Back in July, Egyptian archaeologists dared to open a strange granite sarcophagus, finding three skeletons soaking in an unsightly reddish-brown liquid. Scientists have now completed a preliminary analysis of the coffin’s contents, offering new insights into the tomb’s 2,000-year-old occupants. Read More >>

archaeology
Ancient Cemetery Packed With Hundreds of Bodies Discovered in Kenya

Archaeologists in Kenya have discovered a 5,000-year-old cemetery containing at least 580 bodies. Built by Africa’s earliest herders, the ancient cemetery contains virtually no signs of social stratification, pointing to a surprisingly egalitarian society. Read More >>

archaeology
Sunken Russian Warship Rumored to Contain 200 Tons of Gold Discovered Near South Korea

A missing Russian Imperial Navy cruiser said to contain 200 tons of gold bullion worth an estimated $133 billion (£101bn) has been discovered after being lost at sea for 113 years.

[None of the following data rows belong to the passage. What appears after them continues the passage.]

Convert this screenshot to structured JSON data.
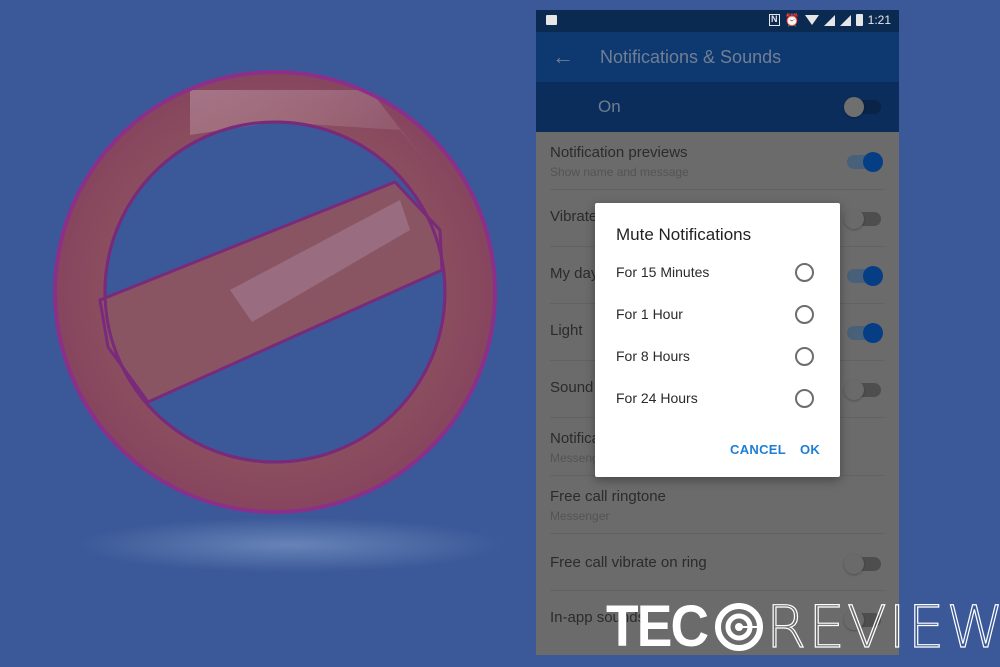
{
  "background": {
    "color": "#3b5998"
  },
  "illustration": {
    "icon": "prohibited-sign-icon",
    "color": "#8a4a5e"
  },
  "phone": {
    "status_bar": {
      "time": "1:21",
      "icons": [
        "image-icon",
        "nfc-icon",
        "alarm-icon",
        "wifi-icon",
        "signal-icon",
        "signal-icon",
        "battery-charging-icon"
      ]
    },
    "app_bar": {
      "back_icon": "back-arrow-icon",
      "title": "Notifications & Sounds"
    },
    "master_toggle": {
      "label": "On",
      "state": "off"
    },
    "settings": [
      {
        "title": "Notification previews",
        "subtitle": "Show name and message",
        "toggle": "on"
      },
      {
        "title": "Vibrate",
        "subtitle": "",
        "toggle": "off"
      },
      {
        "title": "My day",
        "subtitle": "",
        "toggle": "on"
      },
      {
        "title": "Light",
        "subtitle": "",
        "toggle": "on"
      },
      {
        "title": "Sound",
        "subtitle": "",
        "toggle": "off"
      },
      {
        "title": "Notification sound",
        "subtitle": "Messenger",
        "toggle": null
      },
      {
        "title": "Free call ringtone",
        "subtitle": "Messenger",
        "toggle": null
      },
      {
        "title": "Free call vibrate on ring",
        "subtitle": "",
        "toggle": "off"
      },
      {
        "title": "In-app sounds",
        "subtitle": "",
        "toggle": "off"
      }
    ]
  },
  "dialog": {
    "title": "Mute Notifications",
    "options": [
      {
        "label": "For 15 Minutes",
        "selected": false
      },
      {
        "label": "For 1 Hour",
        "selected": false
      },
      {
        "label": "For 8 Hours",
        "selected": false
      },
      {
        "label": "For 24 Hours",
        "selected": false
      }
    ],
    "cancel_label": "CANCEL",
    "ok_label": "OK",
    "accent_color": "#1d7ed6"
  },
  "watermark": {
    "part1": "TEC",
    "part2": "REVIEWS"
  },
  "colors": {
    "toggle_on": "#063e86",
    "app_bar": "#0e3870",
    "status_bar": "#0b2a52"
  }
}
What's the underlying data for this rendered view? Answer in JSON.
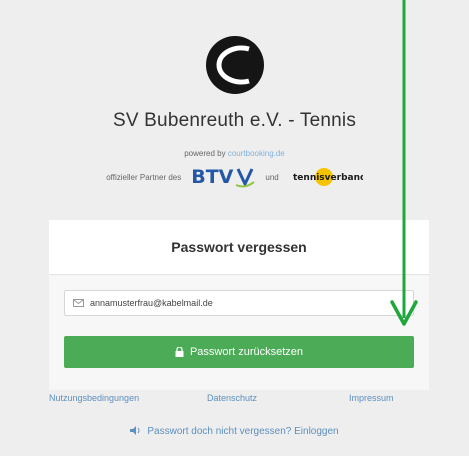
{
  "club": {
    "title": "SV Bubenreuth e.V. - Tennis",
    "powered_prefix": "powered by ",
    "powered_link": "courtbooking.de",
    "partner_prefix": "offizieller Partner des",
    "btv_logo_text": "BTV",
    "partner_and": "und",
    "tennisverband_logo_text": "tennisverband"
  },
  "form": {
    "title": "Passwort vergessen",
    "email_value": "annamusterfrau@kabelmail.de",
    "submit_label": "Passwort zurücksetzen"
  },
  "footer": {
    "links": [
      "Nutzungsbedingungen",
      "Datenschutz",
      "Impressum"
    ],
    "login_label": "Passwort doch nicht vergessen? Einloggen"
  },
  "colors": {
    "accent_green": "#4cab56",
    "link_blue": "#5d8fbf",
    "annotation_arrow": "#1ea83c"
  },
  "icons": {
    "logo": "tennis-ball-logo",
    "email": "envelope-icon",
    "submit": "lock-icon",
    "login": "speaker-icon",
    "annotation": "arrow-down-annotation"
  }
}
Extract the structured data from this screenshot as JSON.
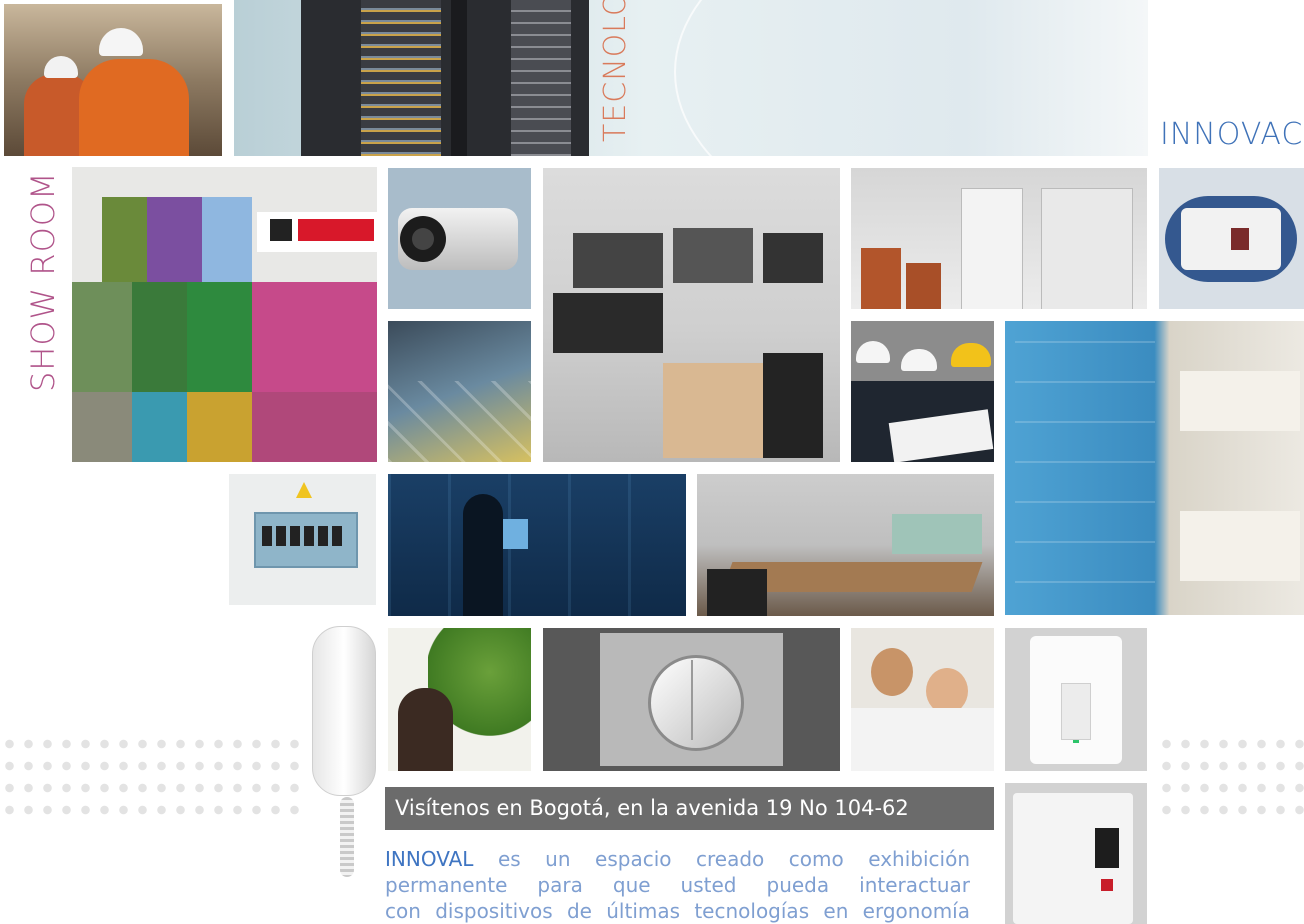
{
  "labels": {
    "tecnologia": "TECNOLOGÍA",
    "innovacion": "INNOVACIÓN",
    "showroom": "SHOW ROOM"
  },
  "colors": {
    "tecnologia": "#d97a5b",
    "innovacion": "#3f72b8",
    "showroom": "#b0548a",
    "caption_bg": "#6b6b6b",
    "body_text": "#7f9fd1"
  },
  "photos": [
    {
      "name": "construction-workers-photo",
      "description": "workers with hard hats"
    },
    {
      "name": "server-rack-photo",
      "description": "network server rack"
    },
    {
      "name": "legrand-wall-photo",
      "description": "showroom wall with logo"
    },
    {
      "name": "security-camera-photo",
      "description": "box camera"
    },
    {
      "name": "control-room-photo",
      "description": "monitoring room"
    },
    {
      "name": "electrical-panels-photo",
      "description": "electrical switchgear"
    },
    {
      "name": "wall-plate-photo",
      "description": "blue outlet plate"
    },
    {
      "name": "raised-floor-photo",
      "description": "data center raised floor"
    },
    {
      "name": "engineers-photo",
      "description": "engineers with blueprints"
    },
    {
      "name": "glass-display-photo",
      "description": "glass showroom display"
    },
    {
      "name": "breaker-panel-photo",
      "description": "breaker panel"
    },
    {
      "name": "touchscreen-photo",
      "description": "person at touchscreen"
    },
    {
      "name": "meeting-room-photo",
      "description": "conference room"
    },
    {
      "name": "intercom-phone-photo",
      "description": "intercom handset"
    },
    {
      "name": "plant-photo",
      "description": "woman with plant"
    },
    {
      "name": "round-switch-photo",
      "description": "round double switch"
    },
    {
      "name": "couple-photo",
      "description": "couple on sofa"
    },
    {
      "name": "light-switch-photo",
      "description": "white light switch"
    },
    {
      "name": "breaker-switch-photo",
      "description": "white breaker box"
    }
  ],
  "caption": "Visítenos en Bogotá, en la avenida 19 No 104-62",
  "intro": {
    "brand": "INNOVAL",
    "line1_rest": " es un espacio  creado como exhibición",
    "line2": "permanente para que usted pueda interactuar",
    "line3": "con dispositivos de últimas tecnologías en ergonomía"
  }
}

Read More >>

archaeology
Experts Say Recent ‘Alien’ Mummy Study Was Deeply Flawed and Unethical

Earlier this year, scientists from Stanford University in the US concluded that a strange skeleton known as the Atacama Mummy belonged to a human girl whose physical malformations were the result of several severe genetic mutations. A team of international experts is now questioning these findings, and accusing the scientists of breaching standard research ethics. Read More >>

science
Discovery of 14,000-Year-Old Toast Suggests Bread Can Be Added to Paleo Diet

Archaeologists have uncovered the earliest evidence of bread-making at a site in northeastern Jordan. Dating back some 14,400 years, the discovery shows that ancient hunter-gatherers were making and eating bread 4,000 years before the Neolithic era and the introduction of agriculture. So much for the “Paleo Diet” actually being a thing. Read More >>